* [What you should do]:
Nothing in the records may be changed; retype them in full.

* [Source material]:

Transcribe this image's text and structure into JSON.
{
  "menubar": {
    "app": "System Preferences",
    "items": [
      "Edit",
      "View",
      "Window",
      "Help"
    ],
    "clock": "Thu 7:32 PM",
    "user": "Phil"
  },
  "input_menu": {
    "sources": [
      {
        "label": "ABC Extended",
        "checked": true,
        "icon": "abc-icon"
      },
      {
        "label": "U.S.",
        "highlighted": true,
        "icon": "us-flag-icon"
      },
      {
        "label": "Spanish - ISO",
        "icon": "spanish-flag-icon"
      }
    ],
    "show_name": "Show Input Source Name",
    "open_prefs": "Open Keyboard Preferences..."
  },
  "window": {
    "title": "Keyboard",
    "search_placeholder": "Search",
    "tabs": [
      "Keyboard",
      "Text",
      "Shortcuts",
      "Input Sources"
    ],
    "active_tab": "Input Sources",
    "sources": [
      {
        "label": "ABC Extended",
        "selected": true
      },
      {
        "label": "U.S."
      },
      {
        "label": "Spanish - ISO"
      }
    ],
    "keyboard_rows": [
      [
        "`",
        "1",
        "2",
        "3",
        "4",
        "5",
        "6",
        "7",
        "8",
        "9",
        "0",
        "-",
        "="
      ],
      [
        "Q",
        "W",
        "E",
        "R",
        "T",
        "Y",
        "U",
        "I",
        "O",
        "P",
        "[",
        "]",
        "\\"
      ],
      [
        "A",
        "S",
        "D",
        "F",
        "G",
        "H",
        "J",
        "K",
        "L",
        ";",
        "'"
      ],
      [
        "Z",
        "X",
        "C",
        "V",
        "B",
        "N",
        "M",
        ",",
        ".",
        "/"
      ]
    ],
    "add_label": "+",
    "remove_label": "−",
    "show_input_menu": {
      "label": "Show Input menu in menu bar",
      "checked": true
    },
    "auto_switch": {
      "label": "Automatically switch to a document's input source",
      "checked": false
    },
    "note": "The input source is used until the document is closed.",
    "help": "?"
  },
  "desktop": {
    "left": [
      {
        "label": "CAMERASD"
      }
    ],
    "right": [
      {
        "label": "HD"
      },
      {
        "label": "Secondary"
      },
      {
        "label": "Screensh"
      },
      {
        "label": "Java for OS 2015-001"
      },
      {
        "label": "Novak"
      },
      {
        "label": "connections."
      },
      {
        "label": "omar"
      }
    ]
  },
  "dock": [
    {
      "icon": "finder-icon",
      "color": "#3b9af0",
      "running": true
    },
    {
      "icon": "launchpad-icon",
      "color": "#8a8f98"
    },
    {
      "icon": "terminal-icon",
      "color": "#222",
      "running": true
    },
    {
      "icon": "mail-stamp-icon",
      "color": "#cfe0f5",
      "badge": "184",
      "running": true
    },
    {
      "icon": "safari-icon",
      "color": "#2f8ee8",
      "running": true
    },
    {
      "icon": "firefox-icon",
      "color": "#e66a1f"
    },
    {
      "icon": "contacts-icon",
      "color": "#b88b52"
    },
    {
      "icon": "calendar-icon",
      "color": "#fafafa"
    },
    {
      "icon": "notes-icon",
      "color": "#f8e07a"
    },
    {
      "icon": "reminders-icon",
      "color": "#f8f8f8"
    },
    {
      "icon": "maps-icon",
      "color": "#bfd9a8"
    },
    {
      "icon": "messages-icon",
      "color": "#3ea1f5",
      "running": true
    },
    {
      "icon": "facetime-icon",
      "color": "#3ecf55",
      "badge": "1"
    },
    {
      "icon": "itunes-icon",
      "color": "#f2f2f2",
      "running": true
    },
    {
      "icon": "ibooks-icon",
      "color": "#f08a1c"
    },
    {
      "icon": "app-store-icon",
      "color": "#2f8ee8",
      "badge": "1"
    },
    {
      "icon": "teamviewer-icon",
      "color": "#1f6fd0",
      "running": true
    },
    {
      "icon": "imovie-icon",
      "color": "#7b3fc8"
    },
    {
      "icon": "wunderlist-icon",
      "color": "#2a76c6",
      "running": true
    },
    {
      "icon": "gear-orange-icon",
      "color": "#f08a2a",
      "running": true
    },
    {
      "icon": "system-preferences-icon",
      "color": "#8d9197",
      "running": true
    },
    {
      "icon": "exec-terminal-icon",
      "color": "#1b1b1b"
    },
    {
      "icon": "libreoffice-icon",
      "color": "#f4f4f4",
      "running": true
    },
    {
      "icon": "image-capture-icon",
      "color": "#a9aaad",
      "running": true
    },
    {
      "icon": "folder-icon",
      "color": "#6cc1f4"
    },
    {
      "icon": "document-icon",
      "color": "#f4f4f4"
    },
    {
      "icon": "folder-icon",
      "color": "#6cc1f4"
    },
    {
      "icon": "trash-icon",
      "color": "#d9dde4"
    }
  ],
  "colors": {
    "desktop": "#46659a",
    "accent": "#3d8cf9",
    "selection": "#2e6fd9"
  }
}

* [Finished task]:
Transcribe this image's text and structure into JSON.
{
  "menubar": {
    "app": "System Preferences",
    "items": [
      "Edit",
      "View",
      "Window",
      "Help"
    ],
    "clock": "Thu 7:32 PM",
    "user": "Phil"
  },
  "input_menu": {
    "sources": [
      {
        "label": "ABC Extended",
        "checked": true,
        "icon": "abc-icon"
      },
      {
        "label": "U.S.",
        "highlighted": true,
        "icon": "us-flag-icon"
      },
      {
        "label": "Spanish - ISO",
        "icon": "spanish-flag-icon"
      }
    ],
    "show_name": "Show Input Source Name",
    "open_prefs": "Open Keyboard Preferences..."
  },
  "window": {
    "title": "Keyboard",
    "search_placeholder": "Search",
    "tabs": [
      "Keyboard",
      "Text",
      "Shortcuts",
      "Input Sources"
    ],
    "active_tab": "Input Sources",
    "sources": [
      {
        "label": "ABC Extended",
        "selected": true
      },
      {
        "label": "U.S."
      },
      {
        "label": "Spanish - ISO"
      }
    ],
    "keyboard_rows": [
      [
        "`",
        "1",
        "2",
        "3",
        "4",
        "5",
        "6",
        "7",
        "8",
        "9",
        "0",
        "-",
        "="
      ],
      [
        "Q",
        "W",
        "E",
        "R",
        "T",
        "Y",
        "U",
        "I",
        "O",
        "P",
        "[",
        "]",
        "\\"
      ],
      [
        "A",
        "S",
        "D",
        "F",
        "G",
        "H",
        "J",
        "K",
        "L",
        ";",
        "'"
      ],
      [
        "Z",
        "X",
        "C",
        "V",
        "B",
        "N",
        "M",
        ",",
        ".",
        "/"
      ]
    ],
    "add_label": "+",
    "remove_label": "−",
    "show_input_menu": {
      "label": "Show Input menu in menu bar",
      "checked": true
    },
    "auto_switch": {
      "label": "Automatically switch to a document's input source",
      "checked": false
    },
    "note": "The input source is used until the document is closed.",
    "help": "?"
  },
  "desktop": {
    "left": [
      {
        "label": "CAMERASD"
      }
    ],
    "right": [
      {
        "label": "HD"
      },
      {
        "label": "Secondary"
      },
      {
        "label": "Screensh"
      },
      {
        "label": "Java for OS 2015-001"
      },
      {
        "label": "Novak"
      },
      {
        "label": "connections."
      },
      {
        "label": "omar"
      }
    ]
  },
  "dock": [
    {
      "icon": "finder-icon",
      "color": "#3b9af0",
      "running": true
    },
    {
      "icon": "launchpad-icon",
      "color": "#8a8f98"
    },
    {
      "icon": "terminal-icon",
      "color": "#222",
      "running": true
    },
    {
      "icon": "mail-stamp-icon",
      "color": "#cfe0f5",
      "badge": "184",
      "running": true
    },
    {
      "icon": "safari-icon",
      "color": "#2f8ee8",
      "running": true
    },
    {
      "icon": "firefox-icon",
      "color": "#e66a1f"
    },
    {
      "icon": "contacts-icon",
      "color": "#b88b52"
    },
    {
      "icon": "calendar-icon",
      "color": "#fafafa"
    },
    {
      "icon": "notes-icon",
      "color": "#f8e07a"
    },
    {
      "icon": "reminders-icon",
      "color": "#f8f8f8"
    },
    {
      "icon": "maps-icon",
      "color": "#bfd9a8"
    },
    {
      "icon": "messages-icon",
      "color": "#3ea1f5",
      "running": true
    },
    {
      "icon": "facetime-icon",
      "color": "#3ecf55",
      "badge": "1"
    },
    {
      "icon": "itunes-icon",
      "color": "#f2f2f2",
      "running": true
    },
    {
      "icon": "ibooks-icon",
      "color": "#f08a1c"
    },
    {
      "icon": "app-store-icon",
      "color": "#2f8ee8",
      "badge": "1"
    },
    {
      "icon": "teamviewer-icon",
      "color": "#1f6fd0",
      "running": true
    },
    {
      "icon": "imovie-icon",
      "color": "#7b3fc8"
    },
    {
      "icon": "wunderlist-icon",
      "color": "#2a76c6",
      "running": true
    },
    {
      "icon": "gear-orange-icon",
      "color": "#f08a2a",
      "running": true
    },
    {
      "icon": "system-preferences-icon",
      "color": "#8d9197",
      "running": true
    },
    {
      "icon": "exec-terminal-icon",
      "color": "#1b1b1b"
    },
    {
      "icon": "libreoffice-icon",
      "color": "#f4f4f4",
      "running": true
    },
    {
      "icon": "image-capture-icon",
      "color": "#a9aaad",
      "running": true
    },
    {
      "icon": "folder-icon",
      "color": "#6cc1f4"
    },
    {
      "icon": "document-icon",
      "color": "#f4f4f4"
    },
    {
      "icon": "folder-icon",
      "color": "#6cc1f4"
    },
    {
      "icon": "trash-icon",
      "color": "#d9dde4"
    }
  ],
  "colors": {
    "desktop": "#46659a",
    "accent": "#3d8cf9",
    "selection": "#2e6fd9"
  }
}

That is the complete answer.